SooJin: Yeah. Love that. Um, what you just said makes me think about bell hooks, who unfortunately, you know, recently passed and is now an ancestor, her book All About Love.
Hannah: Oh, I haven't read that one.
SooJin: Oh yeah. It's excellent. So, in her first chapter, she talks about defining love first and how, you know, so much of the way that we talk about love it's undefined, we just assume that, you know, like we all know what love is. Yeah, no, no, no, no, no. We don't really know what love is. Um, and so she borrows her definition of love from Erich Fromm who defines love as quote “the will to extend oneself for the purpose of nurturing one's own or another's spiritual growth.” I'm going to say that again, “love is the will to extend oneself for the purpose of nurturing one's own or another's spiritual growth.”
Hannah: Oh yeah. That is like hits right on. It's beautiful. And I think that it's really scary sometimes, you know, like I feel for me personally, when I start to feel like uncomfortable or have emotions that maybe, I don't know what or why or anything like the defense mechanisms that I have built up in my body over the years kick in. And I can, like, at this point sort of feel my heart sort of shrinking or hiding in those moments. And so I've been visually challenging myself to sort of like open my heart, like open my chest and just physically press my shoulders kind of back. So that like, my chest is just more open and trying to just be like that in that sort of vulnerable state as I experience that discomfort. And so anyways, I just, yeah, like it's really hard sometimes and beautiful at this time.
SooJin: Yeah. But I think all spiritual growth is hard, right? Like it's not hard because it's about race. Right. I mean it would be hard whenever we're confronted with things that like we've been in denial about or that. Right.
Hannah: So the stuff that we're like that I really just like, don't like admitting about myself.
SooJin: Yeah.
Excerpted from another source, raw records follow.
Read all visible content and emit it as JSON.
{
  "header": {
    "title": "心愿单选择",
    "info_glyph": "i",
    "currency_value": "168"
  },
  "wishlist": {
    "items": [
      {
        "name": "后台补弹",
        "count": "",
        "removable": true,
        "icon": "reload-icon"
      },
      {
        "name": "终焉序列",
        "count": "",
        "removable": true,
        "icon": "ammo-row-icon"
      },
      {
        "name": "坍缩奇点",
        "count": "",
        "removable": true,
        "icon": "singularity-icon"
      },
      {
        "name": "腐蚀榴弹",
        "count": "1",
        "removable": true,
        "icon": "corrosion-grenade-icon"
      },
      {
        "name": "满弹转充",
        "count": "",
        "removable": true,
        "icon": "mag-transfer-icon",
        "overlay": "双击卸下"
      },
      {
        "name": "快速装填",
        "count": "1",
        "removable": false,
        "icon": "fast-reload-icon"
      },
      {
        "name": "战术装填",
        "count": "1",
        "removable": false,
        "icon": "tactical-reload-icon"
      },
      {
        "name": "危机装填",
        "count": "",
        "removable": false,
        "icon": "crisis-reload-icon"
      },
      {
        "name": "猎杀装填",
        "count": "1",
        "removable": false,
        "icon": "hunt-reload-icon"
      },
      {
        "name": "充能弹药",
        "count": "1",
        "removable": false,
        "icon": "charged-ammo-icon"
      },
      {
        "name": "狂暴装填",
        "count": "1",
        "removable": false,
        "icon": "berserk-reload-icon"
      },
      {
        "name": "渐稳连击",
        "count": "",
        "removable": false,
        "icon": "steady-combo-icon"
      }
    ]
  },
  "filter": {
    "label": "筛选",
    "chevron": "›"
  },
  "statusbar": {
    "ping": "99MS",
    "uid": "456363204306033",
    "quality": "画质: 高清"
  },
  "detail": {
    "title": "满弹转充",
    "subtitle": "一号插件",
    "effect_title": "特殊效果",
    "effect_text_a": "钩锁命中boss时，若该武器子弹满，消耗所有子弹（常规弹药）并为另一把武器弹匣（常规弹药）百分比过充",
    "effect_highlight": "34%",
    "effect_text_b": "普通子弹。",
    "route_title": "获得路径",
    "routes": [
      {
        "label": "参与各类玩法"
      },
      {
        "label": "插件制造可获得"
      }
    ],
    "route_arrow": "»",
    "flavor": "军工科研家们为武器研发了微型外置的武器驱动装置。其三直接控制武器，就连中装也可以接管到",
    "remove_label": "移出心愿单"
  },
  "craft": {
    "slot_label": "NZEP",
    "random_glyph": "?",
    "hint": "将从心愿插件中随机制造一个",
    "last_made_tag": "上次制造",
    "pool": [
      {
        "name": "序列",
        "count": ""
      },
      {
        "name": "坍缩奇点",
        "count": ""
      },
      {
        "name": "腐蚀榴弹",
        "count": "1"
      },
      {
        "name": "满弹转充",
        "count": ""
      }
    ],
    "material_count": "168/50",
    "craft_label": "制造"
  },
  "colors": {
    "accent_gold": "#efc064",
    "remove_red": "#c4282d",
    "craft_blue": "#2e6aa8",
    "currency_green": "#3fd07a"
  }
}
Yeah, exactly. Yeah. Yeah. So, on the one hand, I don't want to like skirt over the fact that this is hard work, but on the other hand, I don't want to over-emphasized that it's hard because it's about race.
Hannah: Um, yeah. Good point.
SooJin: Yeah. Yeah. So folks, if you're part of the 75%, I mean, get onboard, make those changes, take that inventory. That 75%, like what you said, they don't know what they're missing.
Hannah: What I was missing! What six years ago - I was missing! Yeah. Yeah, totally.
SooJin: Thanks for bringing in Kate and Sharon. Um, this was your idea. It was a great idea. Thank you. Okay well uh thanks folks for tuning in and we look forward to another year together.
Hannah: Yeah. We have so many exciting episodes coming up.
SooJin: We do, yes. So get ready. Okay. Take good care everybody.
SooJin: We just want to say thank you for joining us today. You can find more information about us and past episodes on our website antiracistparentingpodcast.com. A big shout out to Mike Myth Productions for the intro and outro music.
Hannah: This work requires us to challenge ourselves and take care of ourselves. Be well.
SooJin: Be antiracist.